_AIM OF THE TASK:_ The expected response is an exact repetition of every record, with images excluded.

_EXERCISE DATA:_
■ ■ ■ ■ ■ ■ ■
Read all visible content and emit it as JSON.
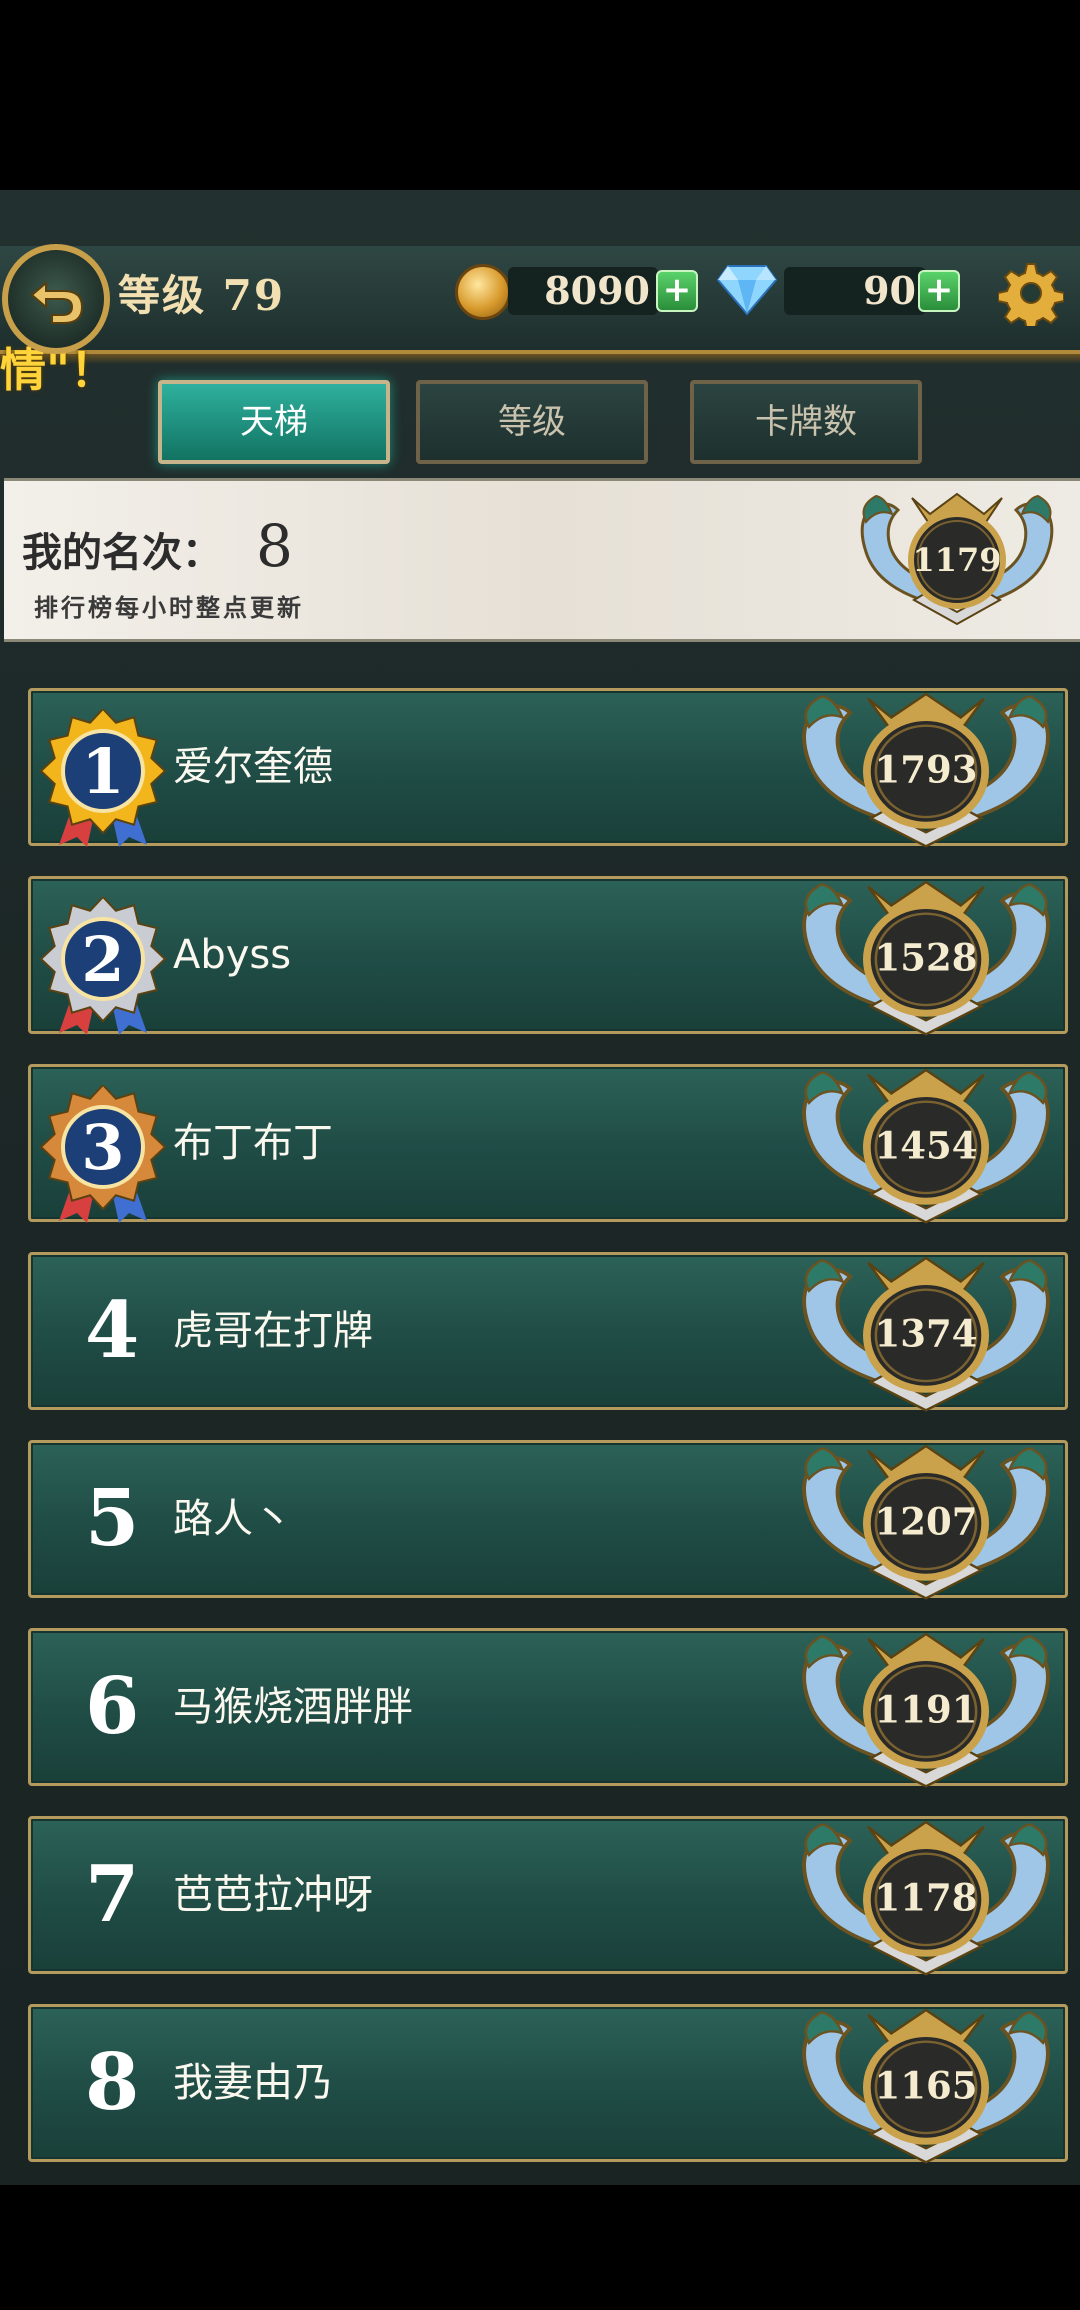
{
  "header": {
    "level_label": "等级 79",
    "scroll_text": "情\"！",
    "gold": "8090",
    "diamonds": "90",
    "plus": "+"
  },
  "tabs": [
    {
      "label": "天梯",
      "active": true
    },
    {
      "label": "等级",
      "active": false
    },
    {
      "label": "卡牌数",
      "active": false
    }
  ],
  "my_rank": {
    "label": "我的名次：",
    "value": "8",
    "note": "排行榜每小时整点更新",
    "score": "1179"
  },
  "leaderboard": [
    {
      "rank": "1",
      "name": "爱尔奎德",
      "score": "1793",
      "medal": "gold"
    },
    {
      "rank": "2",
      "name": "Abyss",
      "score": "1528",
      "medal": "silver"
    },
    {
      "rank": "3",
      "name": "布丁布丁",
      "score": "1454",
      "medal": "bronze"
    },
    {
      "rank": "4",
      "name": "虎哥在打牌",
      "score": "1374"
    },
    {
      "rank": "5",
      "name": "路人丶",
      "score": "1207"
    },
    {
      "rank": "6",
      "name": "马猴烧酒胖胖",
      "score": "1191"
    },
    {
      "rank": "7",
      "name": "芭芭拉冲呀",
      "score": "1178"
    },
    {
      "rank": "8",
      "name": "我妻由乃",
      "score": "1165"
    }
  ],
  "colors": {
    "medal_gold": "#f2b51c",
    "medal_silver": "#c9ccd2",
    "medal_bronze": "#d6893a",
    "medal_center": "#1d3f78"
  }
}
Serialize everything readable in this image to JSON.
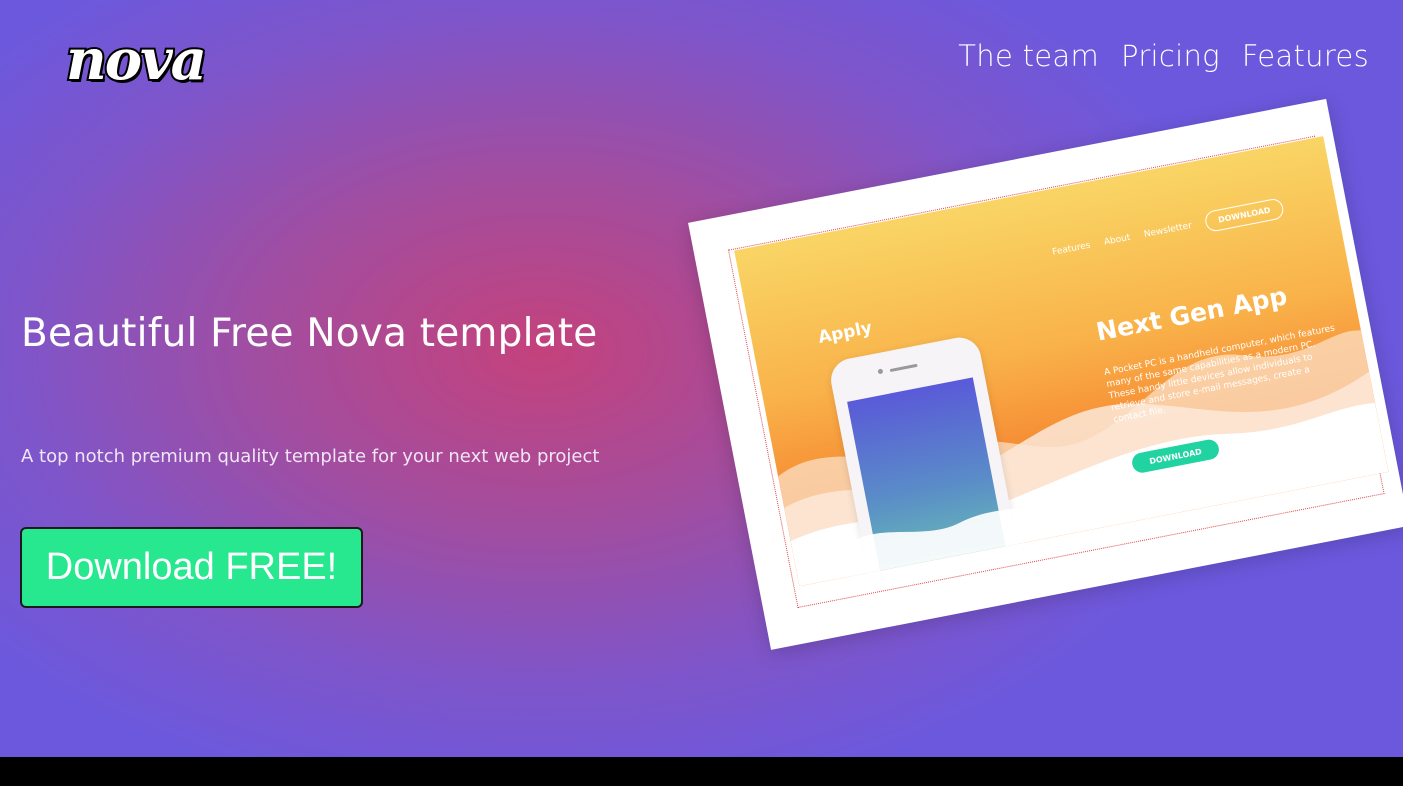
{
  "brand": {
    "logo_text": "nova"
  },
  "nav": {
    "items": [
      "The team",
      "Pricing",
      "Features"
    ]
  },
  "hero": {
    "headline": "Beautiful Free Nova template",
    "subline": "A top notch premium quality template for your next web project",
    "cta_label": "Download FREE!"
  },
  "mockup": {
    "brand": "Apply",
    "nav": [
      "Features",
      "About",
      "Newsletter"
    ],
    "nav_button": "DOWNLOAD",
    "title": "Next Gen App",
    "body": "A Pocket PC is a handheld computer, which features many of the same capabilities as a modern PC. These handy little devices allow individuals to retrieve and store e-mail messages, create a contact file.",
    "button": "DOWNLOAD"
  },
  "colors": {
    "background_center": "#c4427c",
    "background_edge": "#6c58dd",
    "cta": "#27e78f",
    "mockup_gradient_top": "#f9d565",
    "mockup_gradient_bottom": "#f5822e",
    "mockup_button": "#22d3a2"
  }
}
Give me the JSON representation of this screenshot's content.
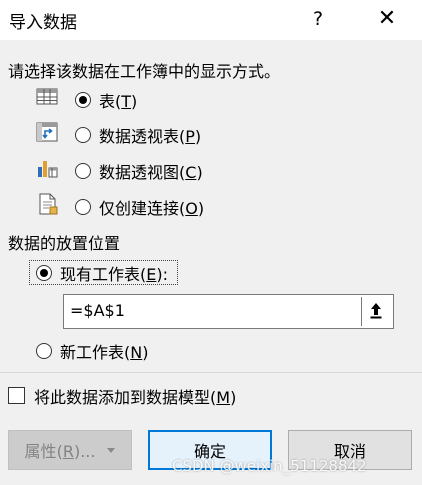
{
  "dialog": {
    "title": "导入数据",
    "help_glyph": "?",
    "close_glyph": "✕"
  },
  "view_section": {
    "prompt": "请选择该数据在工作簿中的显示方式。",
    "options": [
      {
        "label": "表",
        "key": "T",
        "icon": "table-icon",
        "checked": true
      },
      {
        "label": "数据透视表",
        "key": "P",
        "icon": "pivot-table-icon",
        "checked": false
      },
      {
        "label": "数据透视图",
        "key": "C",
        "icon": "pivot-chart-icon",
        "checked": false
      },
      {
        "label": "仅创建连接",
        "key": "O",
        "icon": "connection-only-icon",
        "checked": false
      }
    ]
  },
  "placement_section": {
    "heading": "数据的放置位置",
    "existing_label": "现有工作表",
    "existing_key": "E",
    "existing_suffix": ":",
    "existing_checked": true,
    "range_value": "=$A$1",
    "new_label": "新工作表",
    "new_key": "N",
    "new_checked": false
  },
  "data_model": {
    "label": "将此数据添加到数据模型",
    "key": "M",
    "checked": false
  },
  "buttons": {
    "properties": "属性",
    "properties_key": "R",
    "properties_suffix": "...",
    "ok": "确定",
    "cancel": "取消"
  },
  "watermark": "CSDN @weixin_51128842",
  "colors": {
    "accent": "#0078d7",
    "background": "#f0f0f0"
  }
}
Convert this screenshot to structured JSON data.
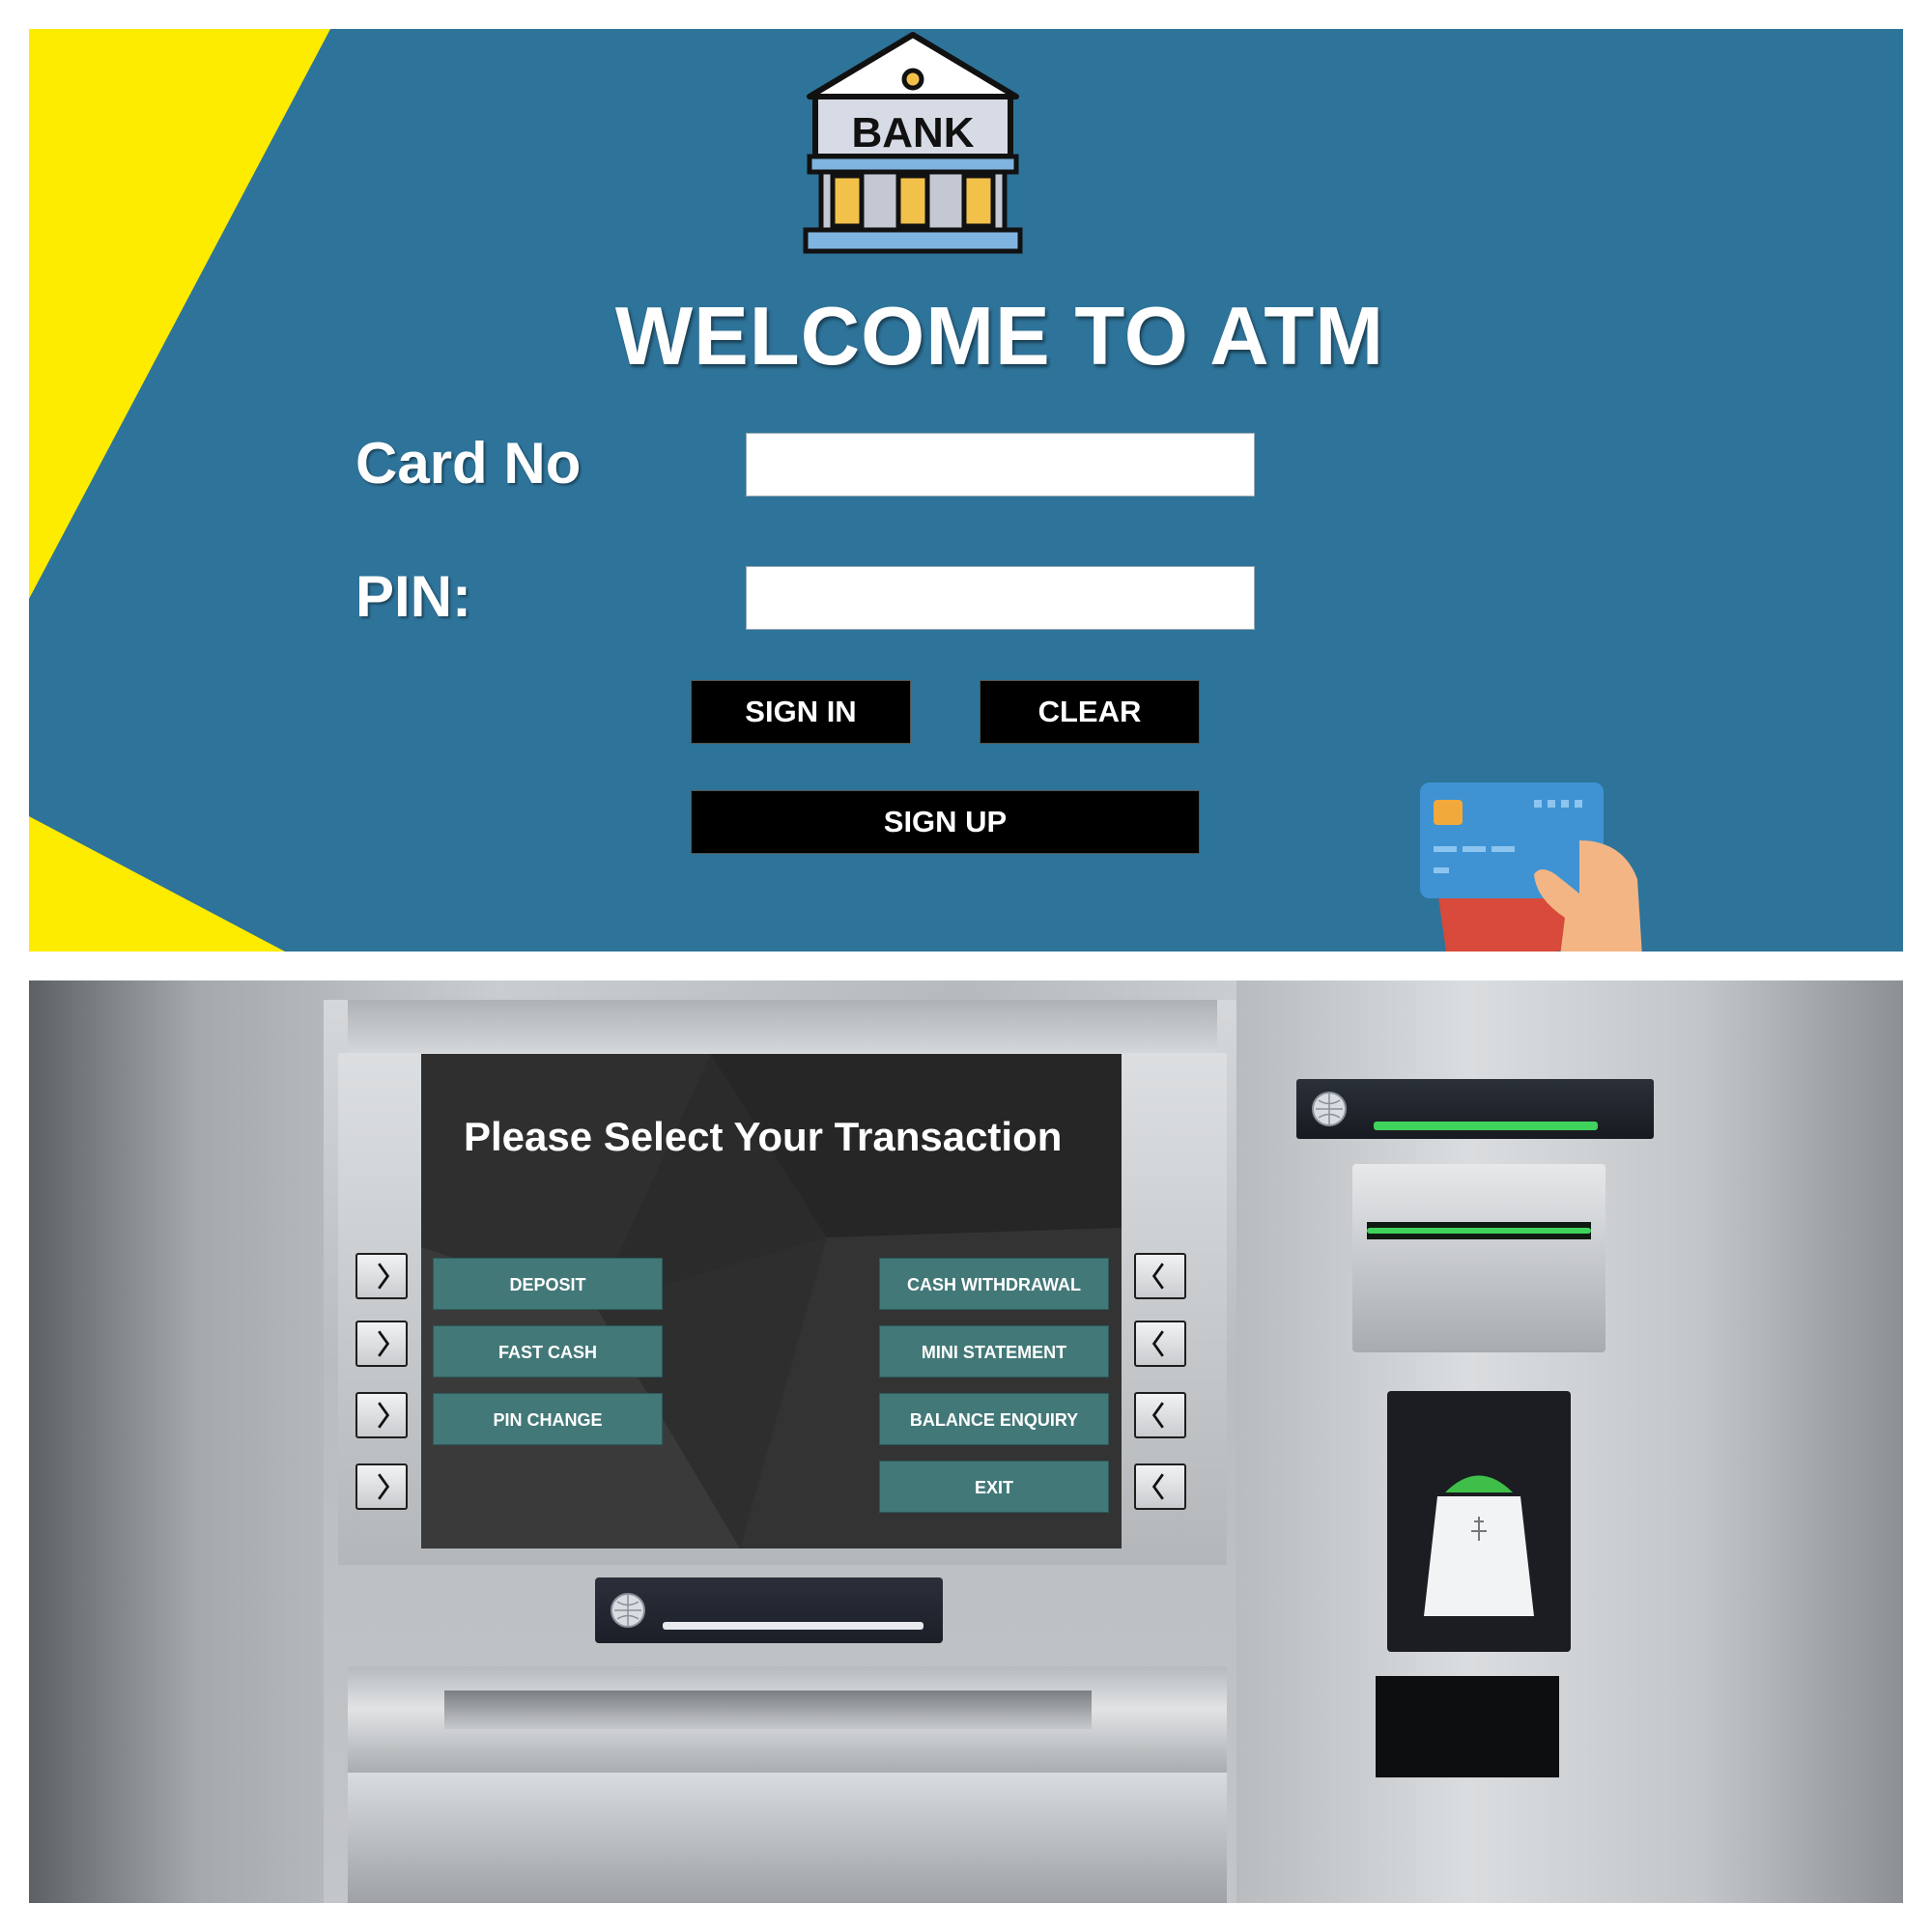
{
  "login": {
    "logo_text": "BANK",
    "title": "WELCOME TO ATM",
    "card_no_label": "Card No",
    "pin_label": "PIN:",
    "card_no_value": "",
    "pin_value": "",
    "sign_in_label": "SIGN IN",
    "clear_label": "CLEAR",
    "sign_up_label": "SIGN UP",
    "colors": {
      "background": "#2e7399",
      "accent": "#fdeb00",
      "button": "#000000"
    }
  },
  "transactions": {
    "title": "Please Select Your Transaction",
    "left_buttons": [
      {
        "label": "DEPOSIT"
      },
      {
        "label": "FAST CASH"
      },
      {
        "label": "PIN CHANGE"
      }
    ],
    "right_buttons": [
      {
        "label": "CASH WITHDRAWAL"
      },
      {
        "label": "MINI STATEMENT"
      },
      {
        "label": "BALANCE ENQUIRY"
      },
      {
        "label": "EXIT"
      }
    ],
    "colors": {
      "screen": "#2b2b2b",
      "button": "#437878"
    }
  }
}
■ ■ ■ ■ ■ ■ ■
_RESPONSE TO THE TASK:_
Read all visible content and emit it as JSON.
{
  "header": {
    "level_label": "等级 79",
    "scroll_text": "情\"！",
    "gold": "8090",
    "diamonds": "90",
    "plus": "+"
  },
  "tabs": [
    {
      "label": "天梯",
      "active": true
    },
    {
      "label": "等级",
      "active": false
    },
    {
      "label": "卡牌数",
      "active": false
    }
  ],
  "my_rank": {
    "label": "我的名次：",
    "value": "8",
    "note": "排行榜每小时整点更新",
    "score": "1179"
  },
  "leaderboard": [
    {
      "rank": "1",
      "name": "爱尔奎德",
      "score": "1793",
      "medal": "gold"
    },
    {
      "rank": "2",
      "name": "Abyss",
      "score": "1528",
      "medal": "silver"
    },
    {
      "rank": "3",
      "name": "布丁布丁",
      "score": "1454",
      "medal": "bronze"
    },
    {
      "rank": "4",
      "name": "虎哥在打牌",
      "score": "1374"
    },
    {
      "rank": "5",
      "name": "路人丶",
      "score": "1207"
    },
    {
      "rank": "6",
      "name": "马猴烧酒胖胖",
      "score": "1191"
    },
    {
      "rank": "7",
      "name": "芭芭拉冲呀",
      "score": "1178"
    },
    {
      "rank": "8",
      "name": "我妻由乃",
      "score": "1165"
    }
  ],
  "colors": {
    "medal_gold": "#f2b51c",
    "medal_silver": "#c9ccd2",
    "medal_bronze": "#d6893a",
    "medal_center": "#1d3f78"
  }
}
Serialize everything readable in this image to JSON.
{
  "brand": {
    "logo_text": "nova"
  },
  "nav": {
    "items": [
      "The team",
      "Pricing",
      "Features"
    ]
  },
  "hero": {
    "headline": "Beautiful Free Nova template",
    "subline": "A top notch premium quality template for your next web project",
    "cta_label": "Download FREE!"
  },
  "mockup": {
    "brand": "Apply",
    "nav": [
      "Features",
      "About",
      "Newsletter"
    ],
    "nav_button": "DOWNLOAD",
    "title": "Next Gen App",
    "body": "A Pocket PC is a handheld computer, which features many of the same capabilities as a modern PC. These handy little devices allow individuals to retrieve and store e-mail messages, create a contact file.",
    "button": "DOWNLOAD"
  },
  "colors": {
    "background_center": "#c4427c",
    "background_edge": "#6c58dd",
    "cta": "#27e78f",
    "mockup_gradient_top": "#f9d565",
    "mockup_gradient_bottom": "#f5822e",
    "mockup_button": "#22d3a2"
  }
}
Give me the JSON representation of this screenshot's content.
{
  "dialog": {
    "title": "导入数据",
    "help_glyph": "?",
    "close_glyph": "✕"
  },
  "view_section": {
    "prompt": "请选择该数据在工作簿中的显示方式。",
    "options": [
      {
        "label": "表",
        "key": "T",
        "icon": "table-icon",
        "checked": true
      },
      {
        "label": "数据透视表",
        "key": "P",
        "icon": "pivot-table-icon",
        "checked": false
      },
      {
        "label": "数据透视图",
        "key": "C",
        "icon": "pivot-chart-icon",
        "checked": false
      },
      {
        "label": "仅创建连接",
        "key": "O",
        "icon": "connection-only-icon",
        "checked": false
      }
    ]
  },
  "placement_section": {
    "heading": "数据的放置位置",
    "existing_label": "现有工作表",
    "existing_key": "E",
    "existing_suffix": ":",
    "existing_checked": true,
    "range_value": "=$A$1",
    "new_label": "新工作表",
    "new_key": "N",
    "new_checked": false
  },
  "data_model": {
    "label": "将此数据添加到数据模型",
    "key": "M",
    "checked": false
  },
  "buttons": {
    "properties": "属性",
    "properties_key": "R",
    "properties_suffix": "...",
    "ok": "确定",
    "cancel": "取消"
  },
  "watermark": "CSDN @weixin_51128842",
  "colors": {
    "accent": "#0078d7",
    "background": "#f0f0f0"
  }
}
Convert this screenshot to structured JSON data.
{
  "login": {
    "logo_text": "BANK",
    "title": "WELCOME TO ATM",
    "card_no_label": "Card No",
    "pin_label": "PIN:",
    "card_no_value": "",
    "pin_value": "",
    "sign_in_label": "SIGN IN",
    "clear_label": "CLEAR",
    "sign_up_label": "SIGN UP",
    "colors": {
      "background": "#2e7399",
      "accent": "#fdeb00",
      "button": "#000000"
    }
  },
  "transactions": {
    "title": "Please Select Your Transaction",
    "left_buttons": [
      {
        "label": "DEPOSIT"
      },
      {
        "label": "FAST CASH"
      },
      {
        "label": "PIN CHANGE"
      }
    ],
    "right_buttons": [
      {
        "label": "CASH WITHDRAWAL"
      },
      {
        "label": "MINI STATEMENT"
      },
      {
        "label": "BALANCE ENQUIRY"
      },
      {
        "label": "EXIT"
      }
    ],
    "colors": {
      "screen": "#2b2b2b",
      "button": "#437878"
    }
  }
}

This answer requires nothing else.